(Stored items)
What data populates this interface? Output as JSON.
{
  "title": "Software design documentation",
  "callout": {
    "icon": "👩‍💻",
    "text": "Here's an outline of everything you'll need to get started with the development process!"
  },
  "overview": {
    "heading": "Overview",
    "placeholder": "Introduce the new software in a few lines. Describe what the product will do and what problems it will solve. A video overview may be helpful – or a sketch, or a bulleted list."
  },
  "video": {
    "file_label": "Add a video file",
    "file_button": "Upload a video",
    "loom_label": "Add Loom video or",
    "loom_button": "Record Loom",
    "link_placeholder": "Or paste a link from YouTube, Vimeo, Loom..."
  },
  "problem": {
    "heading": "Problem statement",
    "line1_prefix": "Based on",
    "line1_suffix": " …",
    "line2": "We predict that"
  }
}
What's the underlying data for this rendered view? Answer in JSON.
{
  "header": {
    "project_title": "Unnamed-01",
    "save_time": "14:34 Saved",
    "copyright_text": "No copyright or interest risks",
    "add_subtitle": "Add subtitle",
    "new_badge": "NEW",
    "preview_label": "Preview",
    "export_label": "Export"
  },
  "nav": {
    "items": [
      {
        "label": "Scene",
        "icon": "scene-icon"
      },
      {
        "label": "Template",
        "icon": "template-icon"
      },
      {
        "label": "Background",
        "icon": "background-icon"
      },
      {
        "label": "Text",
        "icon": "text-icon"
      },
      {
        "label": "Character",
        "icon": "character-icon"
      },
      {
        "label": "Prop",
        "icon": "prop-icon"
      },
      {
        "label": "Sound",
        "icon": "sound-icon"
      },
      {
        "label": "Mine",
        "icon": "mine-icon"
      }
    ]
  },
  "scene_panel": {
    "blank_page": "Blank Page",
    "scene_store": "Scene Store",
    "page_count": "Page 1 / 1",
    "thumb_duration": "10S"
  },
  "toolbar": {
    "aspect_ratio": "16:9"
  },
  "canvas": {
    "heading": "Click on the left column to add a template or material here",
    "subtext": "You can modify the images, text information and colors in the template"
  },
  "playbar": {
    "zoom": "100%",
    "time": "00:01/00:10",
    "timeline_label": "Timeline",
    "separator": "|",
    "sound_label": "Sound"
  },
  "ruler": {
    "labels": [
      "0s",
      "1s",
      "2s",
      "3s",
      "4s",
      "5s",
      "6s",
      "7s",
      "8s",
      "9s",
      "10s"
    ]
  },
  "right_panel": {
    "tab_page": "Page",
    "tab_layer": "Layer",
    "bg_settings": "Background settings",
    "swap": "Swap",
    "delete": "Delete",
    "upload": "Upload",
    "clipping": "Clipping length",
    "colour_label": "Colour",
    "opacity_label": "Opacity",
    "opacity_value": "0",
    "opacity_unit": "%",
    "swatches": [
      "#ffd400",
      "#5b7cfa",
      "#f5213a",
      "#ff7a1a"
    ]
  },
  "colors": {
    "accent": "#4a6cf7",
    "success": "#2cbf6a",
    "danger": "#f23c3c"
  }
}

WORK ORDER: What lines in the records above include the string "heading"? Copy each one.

ANSWER TO THIS EXERCISE:
    "heading": "Overview",
    "heading": "Problem statement",
    "heading": "Click on the left column to add a template or material here",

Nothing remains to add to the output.